(What to produce) Copy out each line of the data holding "flag".

(Beginning of Extracted records)

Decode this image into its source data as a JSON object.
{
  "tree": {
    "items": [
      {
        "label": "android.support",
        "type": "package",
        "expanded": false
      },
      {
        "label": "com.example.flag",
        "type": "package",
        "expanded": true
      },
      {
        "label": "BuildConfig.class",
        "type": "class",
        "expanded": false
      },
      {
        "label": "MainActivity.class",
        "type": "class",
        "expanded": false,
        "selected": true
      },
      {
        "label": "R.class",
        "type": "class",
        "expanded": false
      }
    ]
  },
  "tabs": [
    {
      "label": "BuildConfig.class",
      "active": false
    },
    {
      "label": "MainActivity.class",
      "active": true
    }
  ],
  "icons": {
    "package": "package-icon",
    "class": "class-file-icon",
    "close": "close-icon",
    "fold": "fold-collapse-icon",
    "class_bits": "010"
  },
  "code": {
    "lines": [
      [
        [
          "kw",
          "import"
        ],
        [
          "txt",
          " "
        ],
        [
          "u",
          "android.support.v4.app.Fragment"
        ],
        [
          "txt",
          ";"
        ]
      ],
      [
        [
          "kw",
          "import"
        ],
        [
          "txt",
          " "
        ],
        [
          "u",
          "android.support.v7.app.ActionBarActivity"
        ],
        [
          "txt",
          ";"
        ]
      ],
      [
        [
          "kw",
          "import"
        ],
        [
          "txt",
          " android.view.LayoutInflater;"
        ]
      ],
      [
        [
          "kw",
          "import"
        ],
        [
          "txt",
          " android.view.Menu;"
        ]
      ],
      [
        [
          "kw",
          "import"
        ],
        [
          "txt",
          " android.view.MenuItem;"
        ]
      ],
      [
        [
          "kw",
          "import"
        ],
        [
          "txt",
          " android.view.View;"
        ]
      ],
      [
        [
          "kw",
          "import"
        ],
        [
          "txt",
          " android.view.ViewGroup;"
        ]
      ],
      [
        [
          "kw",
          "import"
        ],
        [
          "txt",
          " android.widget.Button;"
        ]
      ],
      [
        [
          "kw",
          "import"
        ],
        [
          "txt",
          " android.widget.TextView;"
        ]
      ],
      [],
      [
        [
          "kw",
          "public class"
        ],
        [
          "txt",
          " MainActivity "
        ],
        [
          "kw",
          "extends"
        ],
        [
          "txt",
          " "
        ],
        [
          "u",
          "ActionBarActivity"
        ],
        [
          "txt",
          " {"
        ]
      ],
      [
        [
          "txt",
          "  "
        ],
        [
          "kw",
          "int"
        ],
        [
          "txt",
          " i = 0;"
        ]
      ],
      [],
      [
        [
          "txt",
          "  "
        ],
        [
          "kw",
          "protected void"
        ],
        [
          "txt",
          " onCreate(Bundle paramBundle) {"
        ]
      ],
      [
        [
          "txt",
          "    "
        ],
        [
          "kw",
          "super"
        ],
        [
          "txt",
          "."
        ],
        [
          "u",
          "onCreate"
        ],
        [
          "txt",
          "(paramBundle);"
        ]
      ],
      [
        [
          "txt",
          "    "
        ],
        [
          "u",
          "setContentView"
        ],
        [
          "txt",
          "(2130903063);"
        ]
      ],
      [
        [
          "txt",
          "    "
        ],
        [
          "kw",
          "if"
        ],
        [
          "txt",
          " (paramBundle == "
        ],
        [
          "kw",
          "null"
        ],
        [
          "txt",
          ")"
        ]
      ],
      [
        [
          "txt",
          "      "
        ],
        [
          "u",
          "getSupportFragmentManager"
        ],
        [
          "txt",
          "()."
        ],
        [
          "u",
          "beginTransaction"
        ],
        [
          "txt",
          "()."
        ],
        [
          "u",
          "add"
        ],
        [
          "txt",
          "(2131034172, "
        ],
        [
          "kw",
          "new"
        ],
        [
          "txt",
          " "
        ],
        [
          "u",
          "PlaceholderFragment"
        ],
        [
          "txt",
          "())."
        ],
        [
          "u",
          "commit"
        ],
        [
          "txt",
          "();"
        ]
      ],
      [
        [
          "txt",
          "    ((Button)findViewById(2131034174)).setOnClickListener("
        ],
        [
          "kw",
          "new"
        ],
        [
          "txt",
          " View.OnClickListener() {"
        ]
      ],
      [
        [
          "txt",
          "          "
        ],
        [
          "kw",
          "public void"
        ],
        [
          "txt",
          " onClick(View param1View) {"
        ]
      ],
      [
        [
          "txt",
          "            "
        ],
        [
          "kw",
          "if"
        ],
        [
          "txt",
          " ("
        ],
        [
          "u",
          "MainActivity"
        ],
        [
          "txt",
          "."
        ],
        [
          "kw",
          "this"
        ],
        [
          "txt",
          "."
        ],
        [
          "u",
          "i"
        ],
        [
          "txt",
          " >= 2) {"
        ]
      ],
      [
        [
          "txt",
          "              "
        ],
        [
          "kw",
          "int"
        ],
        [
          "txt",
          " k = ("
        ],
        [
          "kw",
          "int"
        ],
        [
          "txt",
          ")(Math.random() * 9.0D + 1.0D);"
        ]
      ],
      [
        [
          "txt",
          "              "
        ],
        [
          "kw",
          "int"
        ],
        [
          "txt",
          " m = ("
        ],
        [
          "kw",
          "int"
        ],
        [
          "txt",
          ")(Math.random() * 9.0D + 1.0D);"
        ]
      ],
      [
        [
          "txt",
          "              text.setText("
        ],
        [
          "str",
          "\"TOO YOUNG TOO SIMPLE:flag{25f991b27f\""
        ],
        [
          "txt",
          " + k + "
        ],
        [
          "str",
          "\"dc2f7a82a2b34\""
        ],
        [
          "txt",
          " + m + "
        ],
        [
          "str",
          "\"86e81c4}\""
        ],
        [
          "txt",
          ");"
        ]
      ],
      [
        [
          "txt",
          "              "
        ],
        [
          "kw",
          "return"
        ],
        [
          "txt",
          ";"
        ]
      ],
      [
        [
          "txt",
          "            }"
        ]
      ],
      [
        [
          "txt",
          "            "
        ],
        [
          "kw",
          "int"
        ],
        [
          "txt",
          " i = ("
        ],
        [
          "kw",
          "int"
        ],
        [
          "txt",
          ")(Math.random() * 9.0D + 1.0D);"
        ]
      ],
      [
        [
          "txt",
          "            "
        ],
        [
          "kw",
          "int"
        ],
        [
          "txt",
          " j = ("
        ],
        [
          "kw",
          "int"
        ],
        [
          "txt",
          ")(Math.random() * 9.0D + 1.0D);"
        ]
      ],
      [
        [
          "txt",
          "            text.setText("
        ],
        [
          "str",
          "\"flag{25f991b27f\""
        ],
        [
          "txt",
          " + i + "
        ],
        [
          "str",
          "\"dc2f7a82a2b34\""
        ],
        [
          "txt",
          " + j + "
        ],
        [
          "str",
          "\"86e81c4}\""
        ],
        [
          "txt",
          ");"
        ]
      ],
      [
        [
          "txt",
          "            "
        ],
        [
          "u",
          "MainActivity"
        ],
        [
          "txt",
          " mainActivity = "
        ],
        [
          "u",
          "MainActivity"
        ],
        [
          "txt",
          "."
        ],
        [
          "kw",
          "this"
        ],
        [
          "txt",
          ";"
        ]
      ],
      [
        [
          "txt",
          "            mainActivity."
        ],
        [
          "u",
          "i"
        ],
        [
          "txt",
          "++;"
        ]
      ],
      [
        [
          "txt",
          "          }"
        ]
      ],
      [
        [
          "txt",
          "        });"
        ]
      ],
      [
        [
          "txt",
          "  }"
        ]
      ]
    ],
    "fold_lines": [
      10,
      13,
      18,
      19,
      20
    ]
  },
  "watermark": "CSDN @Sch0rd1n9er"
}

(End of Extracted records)
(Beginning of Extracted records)

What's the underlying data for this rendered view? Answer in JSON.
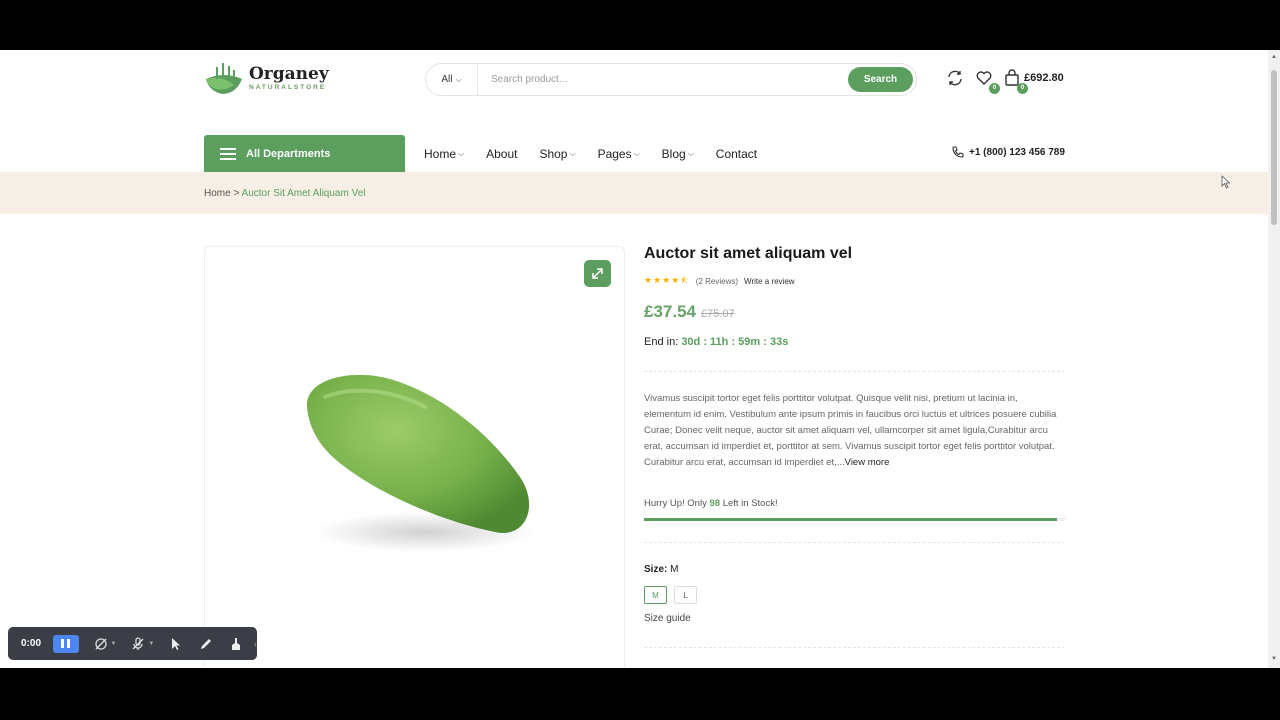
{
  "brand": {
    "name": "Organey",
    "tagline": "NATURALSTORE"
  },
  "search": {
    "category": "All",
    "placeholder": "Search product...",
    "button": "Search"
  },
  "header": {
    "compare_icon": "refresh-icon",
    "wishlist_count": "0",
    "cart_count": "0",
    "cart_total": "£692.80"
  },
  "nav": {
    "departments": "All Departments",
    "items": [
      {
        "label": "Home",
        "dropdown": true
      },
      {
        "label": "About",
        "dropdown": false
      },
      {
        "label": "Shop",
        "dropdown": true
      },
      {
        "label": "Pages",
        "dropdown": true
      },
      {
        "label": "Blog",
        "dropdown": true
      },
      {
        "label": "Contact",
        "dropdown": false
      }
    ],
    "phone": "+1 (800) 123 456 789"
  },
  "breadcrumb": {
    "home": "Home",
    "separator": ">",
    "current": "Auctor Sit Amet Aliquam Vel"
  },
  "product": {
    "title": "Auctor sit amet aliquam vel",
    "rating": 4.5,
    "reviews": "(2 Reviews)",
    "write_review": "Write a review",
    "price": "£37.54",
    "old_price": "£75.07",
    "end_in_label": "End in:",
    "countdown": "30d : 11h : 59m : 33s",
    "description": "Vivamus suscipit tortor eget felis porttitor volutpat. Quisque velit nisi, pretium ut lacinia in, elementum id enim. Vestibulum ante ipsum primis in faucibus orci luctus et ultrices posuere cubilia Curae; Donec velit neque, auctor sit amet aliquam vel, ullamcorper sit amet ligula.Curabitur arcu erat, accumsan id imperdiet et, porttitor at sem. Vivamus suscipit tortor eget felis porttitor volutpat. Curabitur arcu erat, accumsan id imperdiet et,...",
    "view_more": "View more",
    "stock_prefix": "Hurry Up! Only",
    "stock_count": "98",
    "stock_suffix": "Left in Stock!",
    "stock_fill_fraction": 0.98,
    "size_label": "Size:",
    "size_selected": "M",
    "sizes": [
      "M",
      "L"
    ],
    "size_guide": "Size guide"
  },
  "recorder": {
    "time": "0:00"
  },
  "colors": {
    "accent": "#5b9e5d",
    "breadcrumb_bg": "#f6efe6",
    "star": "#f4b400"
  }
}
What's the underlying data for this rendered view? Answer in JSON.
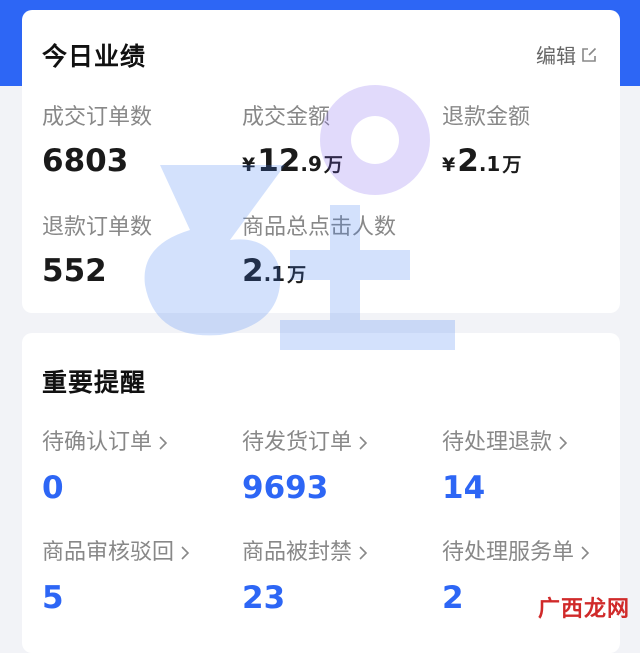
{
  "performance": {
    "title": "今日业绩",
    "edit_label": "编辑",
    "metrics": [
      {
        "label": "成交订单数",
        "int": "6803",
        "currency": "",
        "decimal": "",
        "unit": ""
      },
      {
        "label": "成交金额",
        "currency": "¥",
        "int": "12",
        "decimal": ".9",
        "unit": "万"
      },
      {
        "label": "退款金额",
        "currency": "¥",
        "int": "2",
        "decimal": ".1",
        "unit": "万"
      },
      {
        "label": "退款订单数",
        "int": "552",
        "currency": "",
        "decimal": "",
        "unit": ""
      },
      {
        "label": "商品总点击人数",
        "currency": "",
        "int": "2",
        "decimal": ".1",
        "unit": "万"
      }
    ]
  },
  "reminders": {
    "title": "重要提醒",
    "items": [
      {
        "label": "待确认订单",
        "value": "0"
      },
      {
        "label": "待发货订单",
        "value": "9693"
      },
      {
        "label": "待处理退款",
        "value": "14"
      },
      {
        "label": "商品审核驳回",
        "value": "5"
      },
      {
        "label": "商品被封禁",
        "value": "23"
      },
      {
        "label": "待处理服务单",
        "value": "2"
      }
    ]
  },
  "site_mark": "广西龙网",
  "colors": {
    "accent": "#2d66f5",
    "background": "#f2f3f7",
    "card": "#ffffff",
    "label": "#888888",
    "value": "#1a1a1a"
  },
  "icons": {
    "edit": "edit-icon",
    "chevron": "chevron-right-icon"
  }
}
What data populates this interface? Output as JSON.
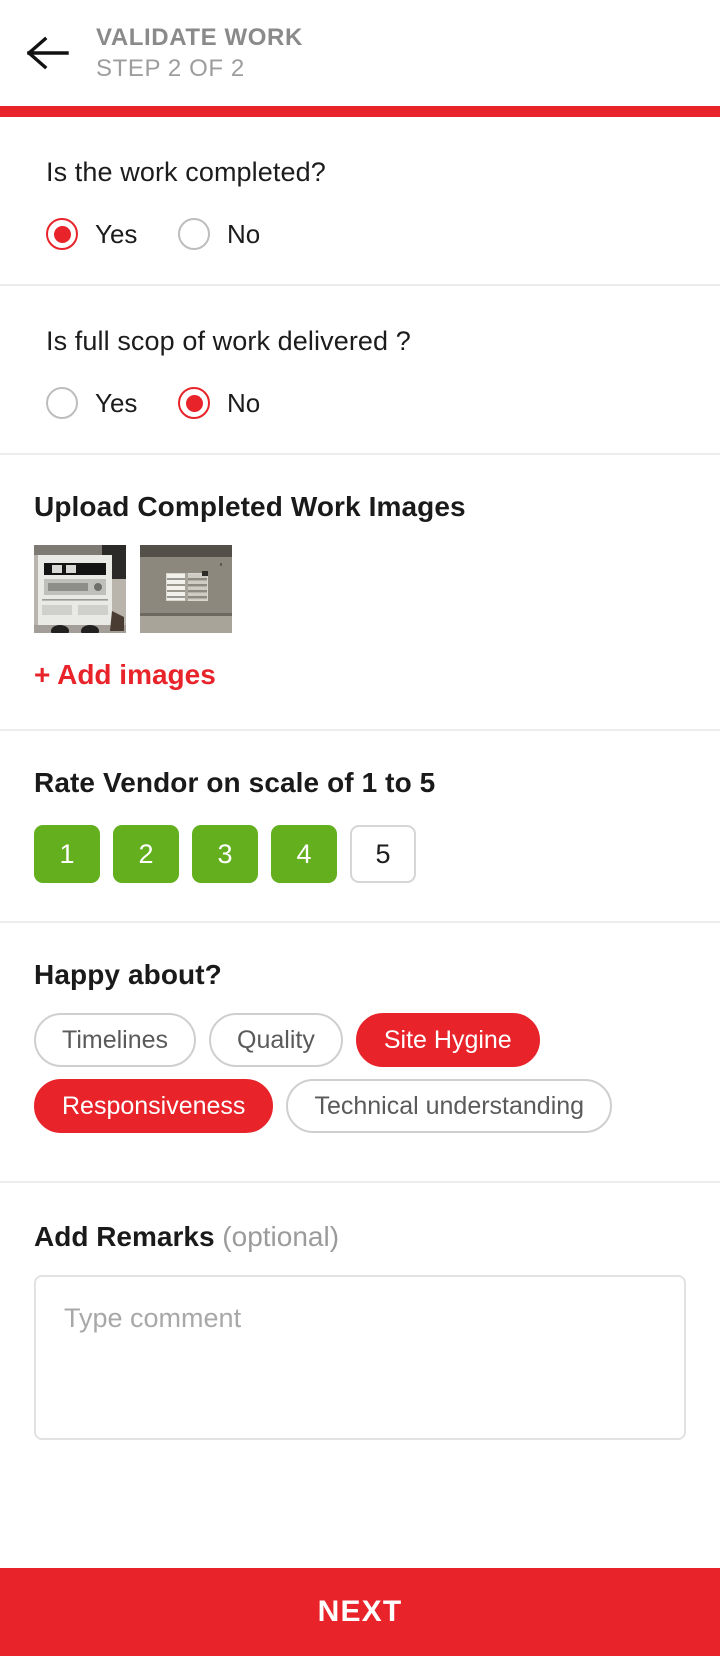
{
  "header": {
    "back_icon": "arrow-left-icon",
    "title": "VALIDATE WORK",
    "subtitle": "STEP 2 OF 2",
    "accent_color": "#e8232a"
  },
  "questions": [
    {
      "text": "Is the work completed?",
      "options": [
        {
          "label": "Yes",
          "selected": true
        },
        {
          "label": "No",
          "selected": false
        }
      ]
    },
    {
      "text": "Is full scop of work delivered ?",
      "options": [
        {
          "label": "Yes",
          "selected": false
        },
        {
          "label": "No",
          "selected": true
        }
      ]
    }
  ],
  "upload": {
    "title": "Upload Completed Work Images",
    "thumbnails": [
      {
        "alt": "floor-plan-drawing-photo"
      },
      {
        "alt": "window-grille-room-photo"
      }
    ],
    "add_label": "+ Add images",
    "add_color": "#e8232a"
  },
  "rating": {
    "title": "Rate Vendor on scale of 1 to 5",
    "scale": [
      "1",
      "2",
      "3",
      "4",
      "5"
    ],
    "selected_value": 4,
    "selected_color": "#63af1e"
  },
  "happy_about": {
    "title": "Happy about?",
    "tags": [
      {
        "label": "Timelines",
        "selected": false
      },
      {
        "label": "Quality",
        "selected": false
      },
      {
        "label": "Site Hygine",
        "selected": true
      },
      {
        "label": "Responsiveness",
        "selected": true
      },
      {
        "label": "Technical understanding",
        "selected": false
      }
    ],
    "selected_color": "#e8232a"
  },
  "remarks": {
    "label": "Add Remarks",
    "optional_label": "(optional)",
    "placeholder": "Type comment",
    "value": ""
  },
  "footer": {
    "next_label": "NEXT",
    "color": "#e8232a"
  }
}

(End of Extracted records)

(Task output)
        "label": "com.example.flag",
          "\"TOO YOUNG TOO SIMPLE:flag{25f991b27f\""
          "\"flag{25f991b27f\""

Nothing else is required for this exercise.